'Where I see it headed is mass customisation, for instance Clark's shoe-shops already have 3D scanners for your feet. I think the technology will become ubiquitous among tradespeople, for example a plumber could print a u-bend or an electrician a conduit, but it will mostly be in the hands of professionals.
'There will be personal fabrication for the serious hobbyist, but that is a small percentage. And while services such as Shapeworks are supposed to be idiot-proof and do have a certain novelty value, most people aren't trained designers.'
Then again, Metropolitan Works is somewhat better equipped than a FabLab. Where each FabLab has some $50,000-worth of equipment - admittedly, doing the work of $200,000-worth, says Gershenfeld - the former represents an investment nearer $2m. It is actually the Digital Manufacturing Centre of London Metropolitan University, which in turn evolved out of the London College of Furniture - which is why it has a full woodworking machine shop as well as 3D printing, scanning and routing, plus laser and waterjet cutting.
Like the FabLabs, Metropolitan Works does outreach work, running courses to introduce artists, architects, product designers and others to digital fabrication technology, and it offers its services to local businesses too. The difference is that where FabLab wants its users to learn the technology too, Metropolitan Works has its own technical staff able to offload as much or as little as the customer wants.
'Artists are all at different stages,' says Alves. 'We've been running courses to demystify the technology - you show them what's possible, and then they come up with ideas. They don't have to understand how it works, just see how they could use it.
'While the technology is just a tool, you still need to be able to design for the process and figure out which process is best for you. We've had people come in wanting rapid prototyping, when it was not appropriate for what they wanted to do.'
He adds that in his view, digital fabrication is still too new and complex to be put in the hands of the average consumer. The technology is barely 25 years old and has only begun to mature in the last decade - and even now, machines are designed for engineers and industrial designers, not consumers.
The two big issues he sees are preparing the data - you need high-end CAD to do more than download designs or use only basic geometries - and the fact that each 3D printing technology can only handle a subset of the available media. For example, to cover its customers' needs, MetropolitanWorks needs four different types of printer - one for nylon functional parts, another for 3D models, a third for metal and a fourth for high-resolution parts in castable resin for mould-making.

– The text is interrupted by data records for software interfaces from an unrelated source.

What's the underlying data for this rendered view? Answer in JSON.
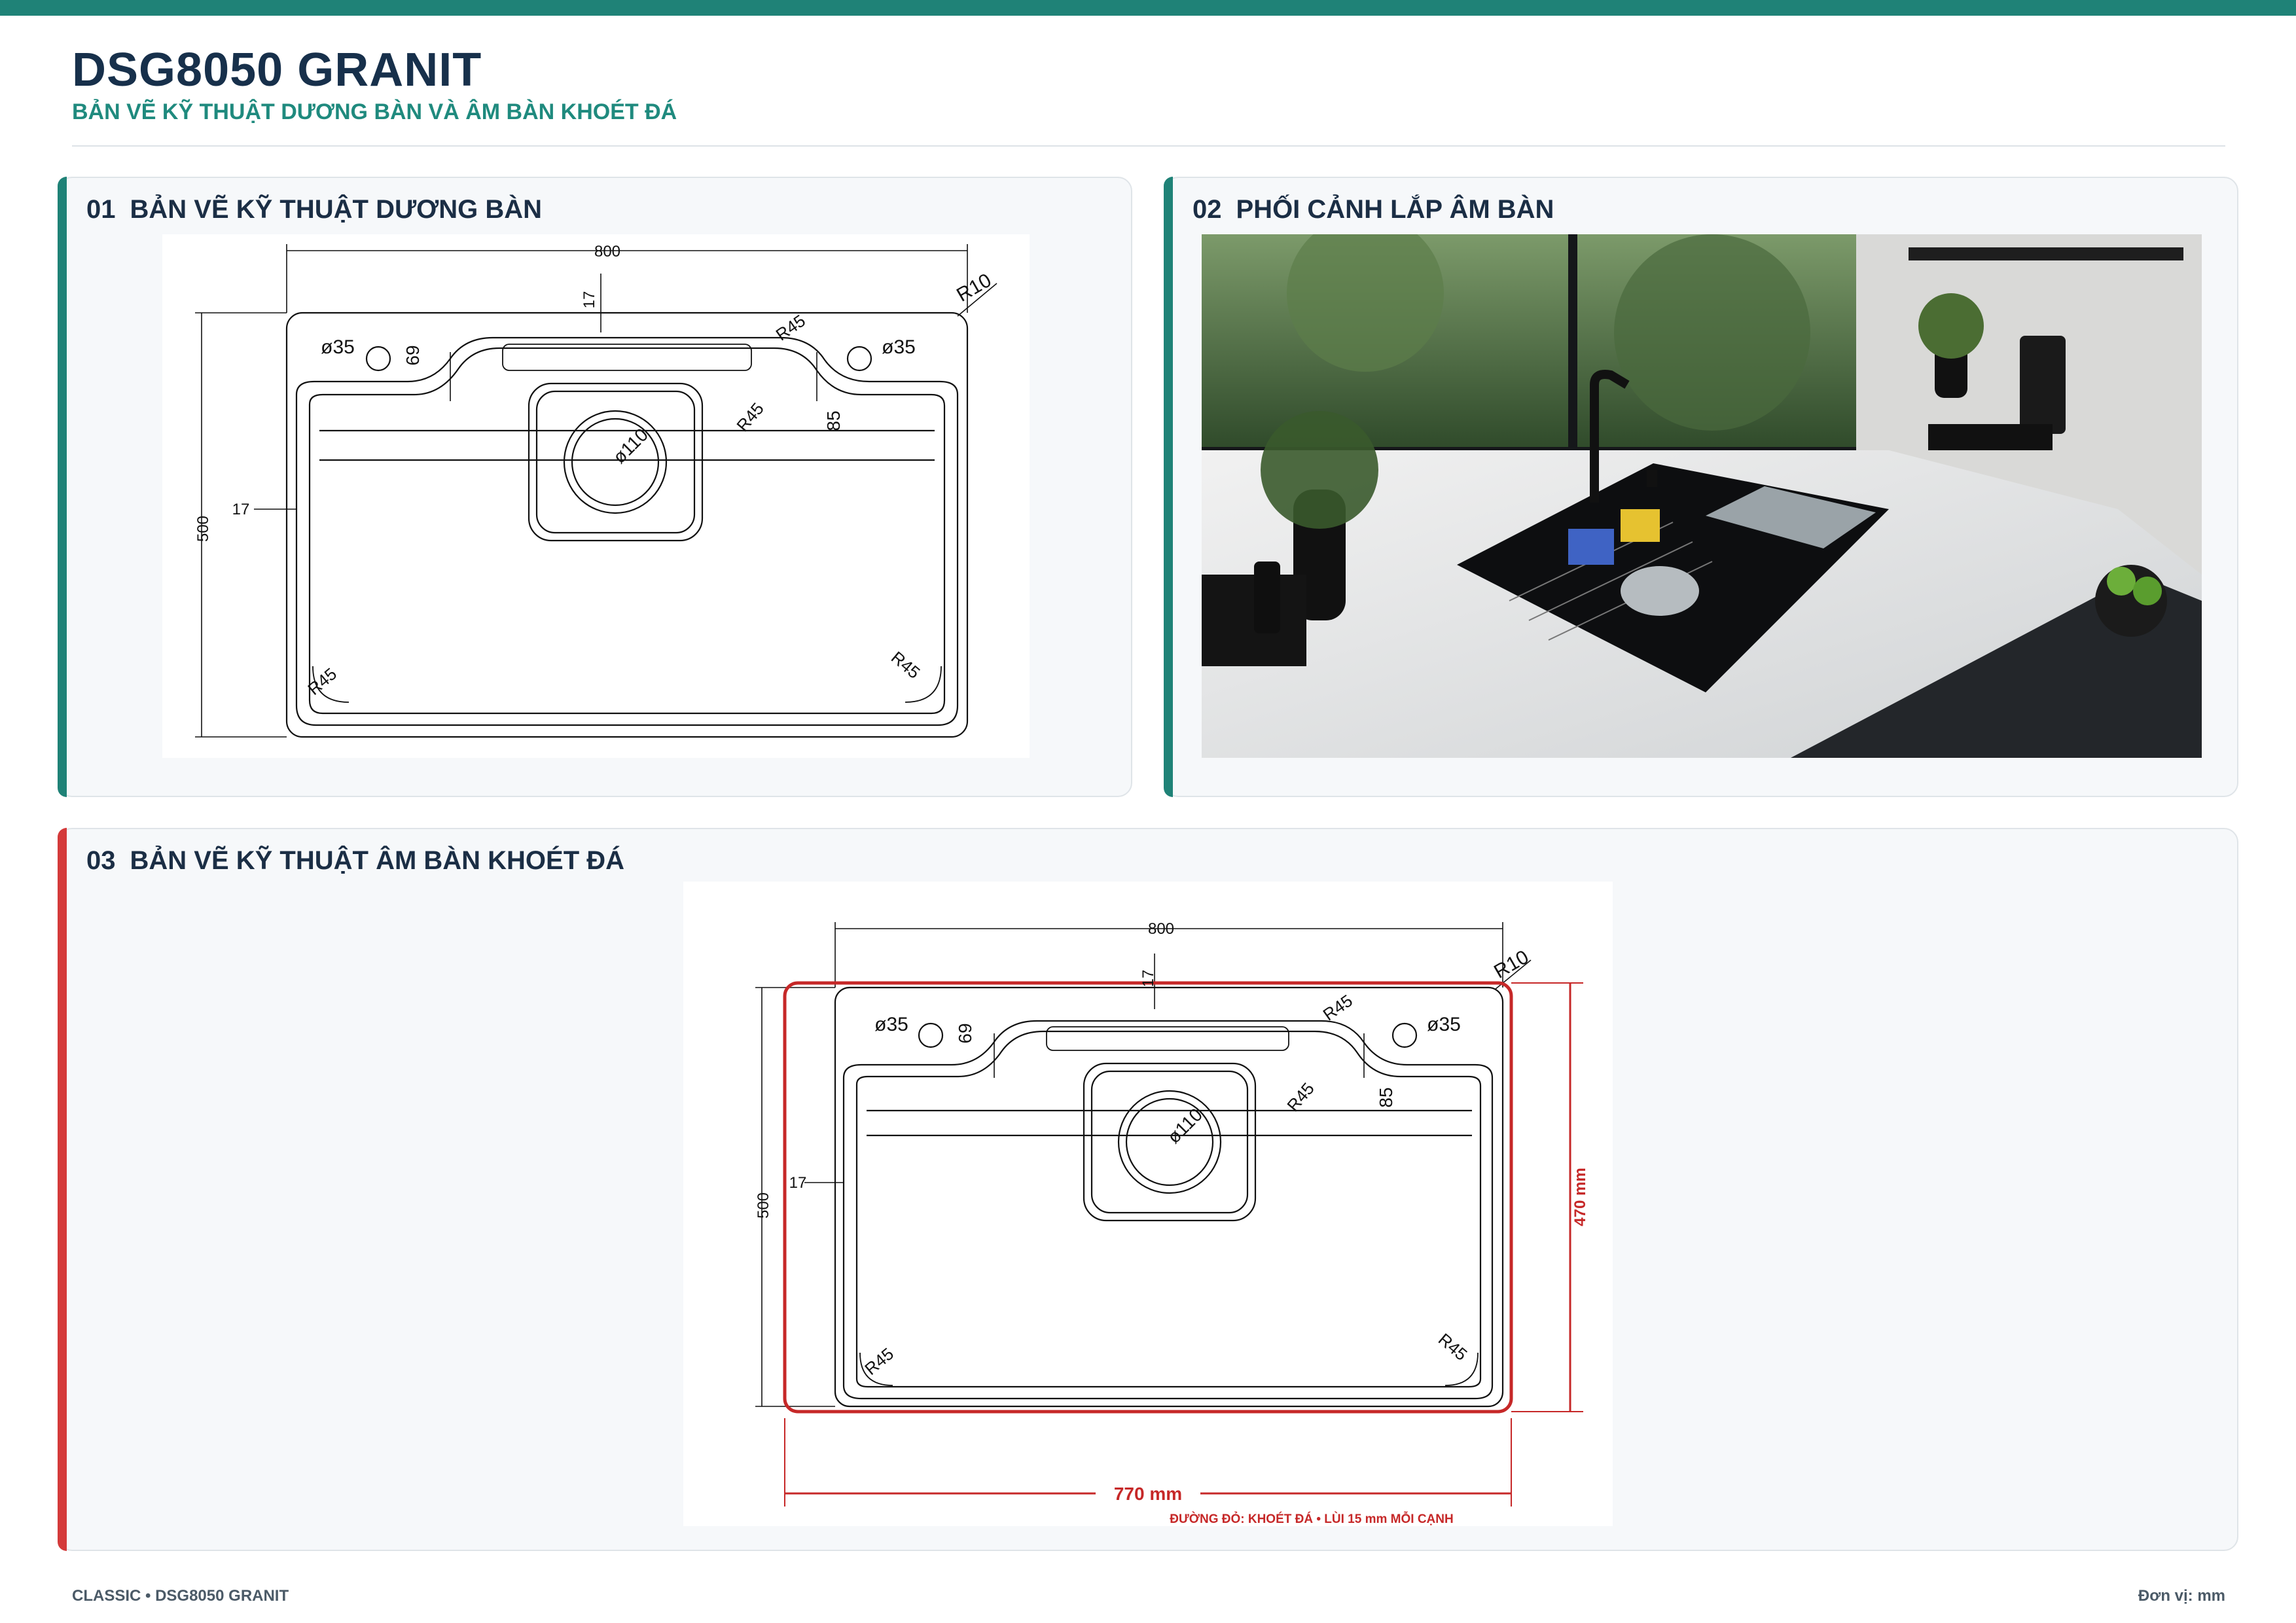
{
  "header": {
    "title": "DSG8050 GRANIT",
    "subtitle": "BẢN VẼ KỸ THUẬT DƯƠNG BÀN VÀ ÂM BÀN KHOÉT ĐÁ"
  },
  "panels": [
    {
      "num": "01",
      "title": "BẢN VẼ KỸ THUẬT DƯƠNG BÀN",
      "accent": "#1f8277"
    },
    {
      "num": "02",
      "title": "PHỐI CẢNH LẮP ÂM BÀN",
      "accent": "#1f8277"
    },
    {
      "num": "03",
      "title": "BẢN VẼ KỸ THUẬT ÂM BÀN KHOÉT ĐÁ",
      "accent": "#d43a3a"
    }
  ],
  "drawing_labels": {
    "width": "800",
    "height": "500",
    "edge": "17",
    "tap_hole": "ø35",
    "tap_offset": "69",
    "drain": "ø110",
    "corner_r10": "R10",
    "corner_r45": "R45",
    "step": "85"
  },
  "cutout": {
    "width": "770 mm",
    "height": "470 mm",
    "note": "ĐƯỜNG ĐỎ: KHOÉT ĐÁ • LÙI 15 mm MỖI CẠNH",
    "color": "#c62828"
  },
  "footer": {
    "left": "CLASSIC • DSG8050 GRANIT",
    "right": "Đơn vị: mm"
  }
}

FabLab's fans are unfazed by these issues, however. Neil Gershenfeld foresees an era when designers will go to market by shipping data, not products, and says the spread of personal fabrication could make ownership of the means of production obsolete, much as the Web has begun to sideline the library.
In the home
So could personal fabrication go all the way to the home? Up to a point - the technology will have to come on a bit before you could have a small-scale laser or waterjet cutter, but that is equally true of bandsaws or circular saws, say. Perhaps it is as simple as some tools making sense in a DIY context, while others really belong in a workshop.
It is coming though - indeed, for the early adopters, personal fabrication is already here. In the long run, giving consumers the ability to print in 3D at home will probably create clutter, not innovation. However, digital fabrication harnessed to skills, collaboration and invention could yet create a second industrial revolution. Whichever way it goes, interesting times lie ahead for manufacturing.